Sidewinding is a remarkable adaptation to extreme environments and showcases the incredible locomotive diversity exhibited by snakes.

Rectilinear Locomotion

Rectilinear locomotion is a unique method of movement employed by snakes, allowing them to navigate in a straight line with precision and control. This technique is predominantly used by larger snakes and is believed to have evolved from the burrowing movements of early snake ancestors. Unlike lateral undulation or concertina, rectilinear locomotion does not involve the undulating motion of the body. Instead, it utilizes strong muscles along the snake’s abdomen to push the body forward.

In rectilinear locomotion, snakes anchor themselves to the ground by gripping it with their belly scales. They then contract their muscles along the body, pushing against the surface to propel themselves forward. As one section of the body moves forward, it anchors itself, while the rest of the body follows suit. This process is repeated in a coordinated manner, allowing the snake to move gracefully in a straight line. The slow continuous movement of the rectilinear locomotion also enables snakes to move silently, making it an effective method of hunting or escaping without detection.

Rectilinear locomotion is particularly useful in confined or narrow spaces where other forms of movement would be impractical. It enables snakes to navigate through burrows, tunnels, or dense vegetation with precision and minimal energy expenditure. The absence of lateral undulations also allows snakes to move through tight spaces without getting stuck or causing unnecessary damage to their surroundings.

Stay tuned for the continuation of this article in part 2 to learn more about snake movement techniques and their fascinating adaptations.

FAQ

Do snakes slither or crawl?

Snakes have intriguing locomotive abilities, capable of both slithering and crawling. While slithering is the most common form of snake movement, whereby snakes utilize their muscles and scales to maneuver in a serpentine pattern, crawling is another fascinating technique. Snakes can crawl by employing rectilinear movement, imitating the motion employed by caterpillars. By coordinating the muscles and skin on each side of their bodies, snakes can crawl in a straight line—a distinctive locomotive adaptation that showcases their remarkable versatility.

What is the movement of snakes called?

The movement of snakes is commonly known as slithering. Despite not having legs, the scales found on their underside enable them to smoothly glide across surfaces, helping them cling on as they slither. Unlike legged animals that rely on walking as their primary mode of locomotion, snakes have adapted a unique and efficient method of mobility to navigate their surroundings.

What are the 4 ways snakes move?

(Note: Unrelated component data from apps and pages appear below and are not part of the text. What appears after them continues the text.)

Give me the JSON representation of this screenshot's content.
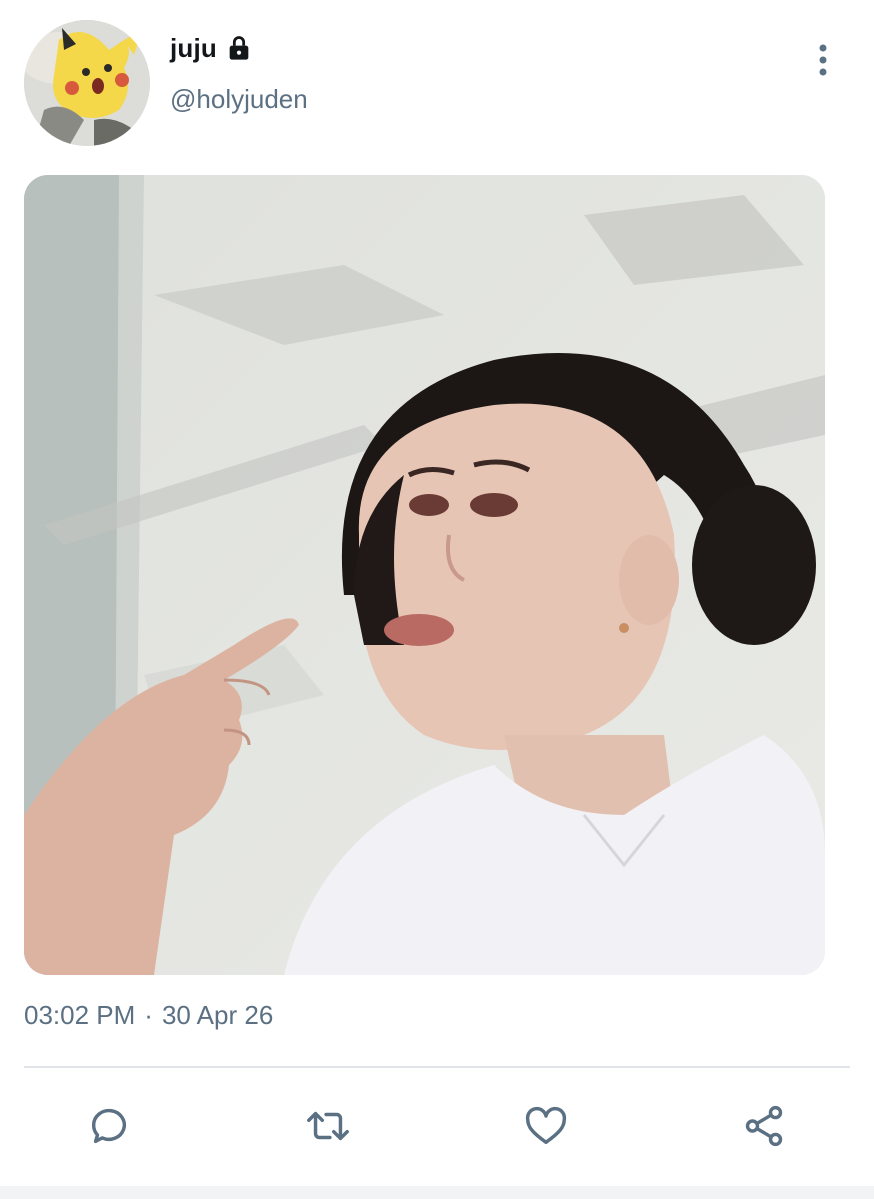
{
  "user": {
    "display_name": "juju",
    "handle": "@holyjuden",
    "protected_icon": "lock-icon",
    "avatar_icon": "pikachu-avatar"
  },
  "menu": {
    "icon": "more-vertical-icon"
  },
  "media": {
    "description_icon": "photo"
  },
  "meta": {
    "time": "03:02 PM",
    "separator": "·",
    "date": "30 Apr 26"
  },
  "actions": [
    {
      "name": "reply",
      "icon": "reply-icon"
    },
    {
      "name": "retweet",
      "icon": "retweet-icon"
    },
    {
      "name": "like",
      "icon": "heart-icon"
    },
    {
      "name": "share",
      "icon": "share-icon"
    }
  ],
  "colors": {
    "text_primary": "#14171a",
    "text_secondary": "#5b7083",
    "divider": "#e1e5e9"
  }
}
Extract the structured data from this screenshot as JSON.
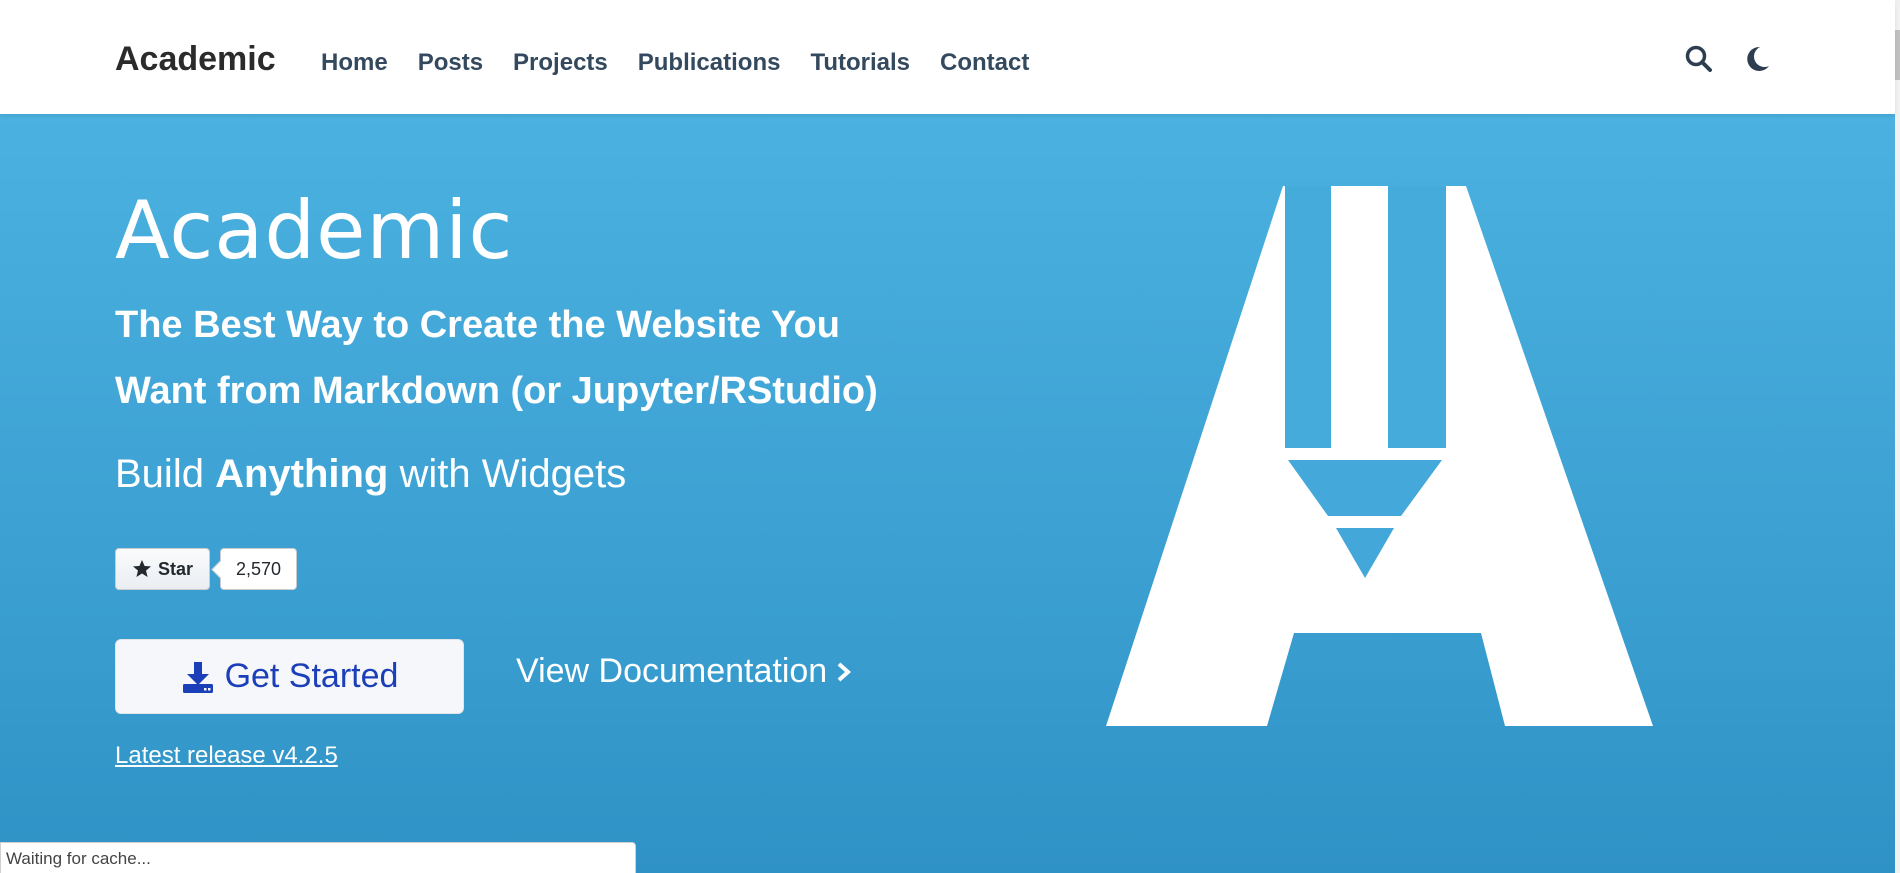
{
  "navbar": {
    "brand": "Academic",
    "links": [
      "Home",
      "Posts",
      "Projects",
      "Publications",
      "Tutorials",
      "Contact"
    ],
    "icons": [
      "search-icon",
      "moon-icon"
    ]
  },
  "hero": {
    "title": "Academic",
    "subtitle": "The Best Way to Create the Website You Want from Markdown (or Jupyter/RStudio)",
    "tagline": {
      "before": "Build ",
      "bold": "Anything",
      "after": " with Widgets"
    },
    "github": {
      "star_label": "Star",
      "star_count": "2,570"
    },
    "primary_button": "Get Started",
    "docs_link": "View Documentation",
    "release_link": "Latest release v4.2.5"
  },
  "status_bar": {
    "text": "Waiting for cache..."
  },
  "colors": {
    "hero_top": "#4ab1e0",
    "hero_bottom": "#2f92c6",
    "nav_text": "#34495e",
    "button_text": "#1b3fb8"
  }
}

Over the years, researchers have categorized snake locomotion into four main modes: rectilinear, lateral undulation, sidewinding, and concertina. However, recent empirical studies have challenged this conventional classification, suggesting that the scheme of four modes is too restrictive. It is now thought that snakes exhibit a much wider range of movement patterns that defy these traditional categories. From subtle variations within the four main modes to completely new forms of locomotion, snakes continue to surprise scientists with their adaptability and versatility in how they navigate their surroundings.

How does a snake move without legs?

Snakes have a remarkable adaptation that enables them to move gracefully despite the lack of legs. Through a combination of muscle contractions and the unique structure of their scales, snakes execute a distinctive form of locomotion. By flexing their powerful muscles, snakes push against the ground and propel themselves forward. Their scales, which have tiny bristles called dermal tubercles, provide traction and grip against different surfaces, allowing them to move with surprising agility. This specialized movement, coupled with their sleek elongated body shape, allows snakes to slither and slide effortlessly through their environment.

Related Articles

Back to top button